● **WHAT TO PRODUCE**
A word-for-word reproduction of the data below is needed, with no pictures in it.

Segment Start: INPUT

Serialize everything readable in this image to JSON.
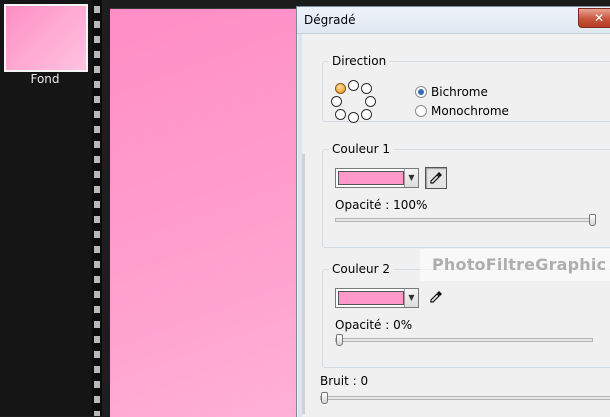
{
  "layers": {
    "items": [
      {
        "name": "Fond"
      }
    ]
  },
  "dialog": {
    "title": "Dégradé",
    "close_label": "✕",
    "direction": {
      "legend": "Direction",
      "selected_index": 0,
      "mode_options": [
        "Bichrome",
        "Monochrome"
      ],
      "selected_mode": "Bichrome"
    },
    "color1": {
      "legend": "Couleur 1",
      "swatch_color": "#ff97c9",
      "opacity_label": "Opacité : 100%",
      "opacity_value": 100
    },
    "color2": {
      "legend": "Couleur 2",
      "swatch_color": "#ff97c9",
      "opacity_label": "Opacité : 0%",
      "opacity_value": 0
    },
    "noise": {
      "label": "Bruit : 0",
      "value": 0
    },
    "watermark": "PhotoFiltreGraphic"
  },
  "colors": {
    "canvas_pink": "#ff97c9",
    "accent_orange": "#f4a234",
    "radio_blue": "#2f6fb8"
  },
  "icons": {
    "eyedropper": "eyedropper-icon",
    "dropdown": "chevron-down-icon"
  }
}
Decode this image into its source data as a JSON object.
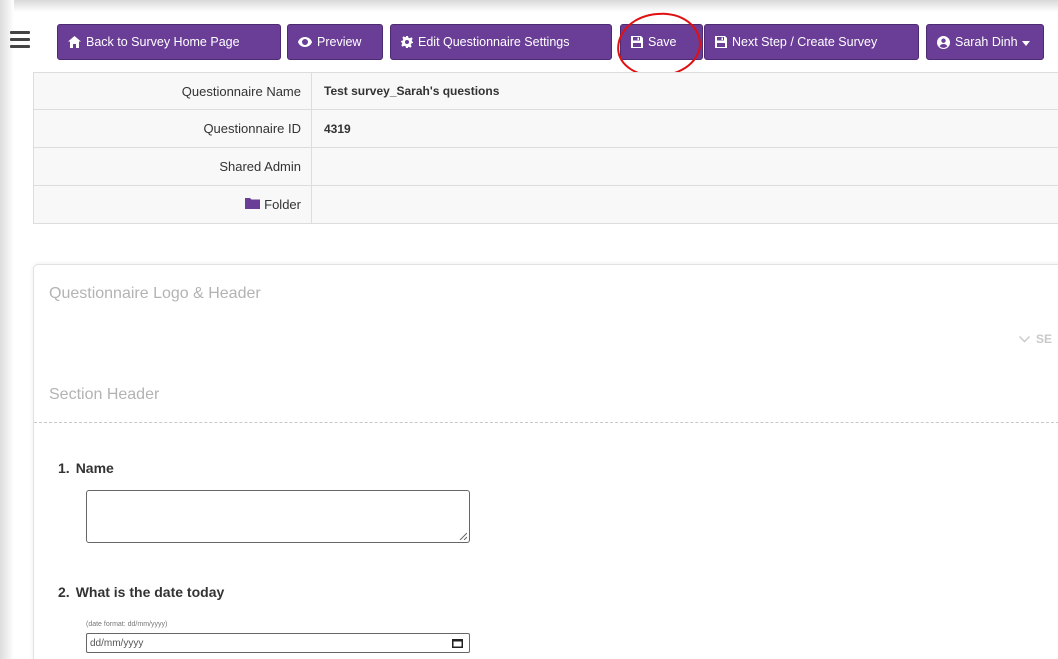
{
  "toolbar": {
    "back_label": "Back to Survey Home Page",
    "preview_label": "Preview",
    "edit_settings_label": "Edit Questionnaire Settings",
    "save_label": "Save",
    "next_label": "Next Step / Create Survey",
    "user_label": "Sarah Dinh",
    "accent_color": "#6a3d97",
    "annotation_color": "#e01010"
  },
  "info": {
    "rows": [
      {
        "label": "Questionnaire Name",
        "value": "Test survey_Sarah's questions"
      },
      {
        "label": "Questionnaire ID",
        "value": "4319"
      },
      {
        "label": "Shared Admin",
        "value": ""
      },
      {
        "label": "Folder",
        "value": ""
      }
    ]
  },
  "panel": {
    "logo_header": "Questionnaire Logo & Header",
    "chevron_label": "SE",
    "section_header": "Section Header",
    "questions": [
      {
        "number": "1.",
        "text": "Name"
      },
      {
        "number": "2.",
        "text": "What is the date today"
      }
    ],
    "date_hint": "(date format: dd/mm/yyyy)",
    "date_placeholder": "dd/mm/yyyy"
  }
}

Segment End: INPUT

● **EXPECTED OUTPUT**
Serialize everything readable in this image to JSON.
{
  "layers": {
    "items": [
      {
        "name": "Fond"
      }
    ]
  },
  "dialog": {
    "title": "Dégradé",
    "close_label": "✕",
    "direction": {
      "legend": "Direction",
      "selected_index": 0,
      "mode_options": [
        "Bichrome",
        "Monochrome"
      ],
      "selected_mode": "Bichrome"
    },
    "color1": {
      "legend": "Couleur 1",
      "swatch_color": "#ff97c9",
      "opacity_label": "Opacité : 100%",
      "opacity_value": 100
    },
    "color2": {
      "legend": "Couleur 2",
      "swatch_color": "#ff97c9",
      "opacity_label": "Opacité : 0%",
      "opacity_value": 0
    },
    "noise": {
      "label": "Bruit : 0",
      "value": 0
    },
    "watermark": "PhotoFiltreGraphic"
  },
  "colors": {
    "canvas_pink": "#ff97c9",
    "accent_orange": "#f4a234",
    "radio_blue": "#2f6fb8"
  },
  "icons": {
    "eyedropper": "eyedropper-icon",
    "dropdown": "chevron-down-icon"
  }
}
Decode this image into its source data as a JSON object.
{
  "toolbar": {
    "back_label": "Back to Survey Home Page",
    "preview_label": "Preview",
    "edit_settings_label": "Edit Questionnaire Settings",
    "save_label": "Save",
    "next_label": "Next Step / Create Survey",
    "user_label": "Sarah Dinh",
    "accent_color": "#6a3d97",
    "annotation_color": "#e01010"
  },
  "info": {
    "rows": [
      {
        "label": "Questionnaire Name",
        "value": "Test survey_Sarah's questions"
      },
      {
        "label": "Questionnaire ID",
        "value": "4319"
      },
      {
        "label": "Shared Admin",
        "value": ""
      },
      {
        "label": "Folder",
        "value": ""
      }
    ]
  },
  "panel": {
    "logo_header": "Questionnaire Logo & Header",
    "chevron_label": "SE",
    "section_header": "Section Header",
    "questions": [
      {
        "number": "1.",
        "text": "Name"
      },
      {
        "number": "2.",
        "text": "What is the date today"
      }
    ],
    "date_hint": "(date format: dd/mm/yyyy)",
    "date_placeholder": "dd/mm/yyyy"
  }
}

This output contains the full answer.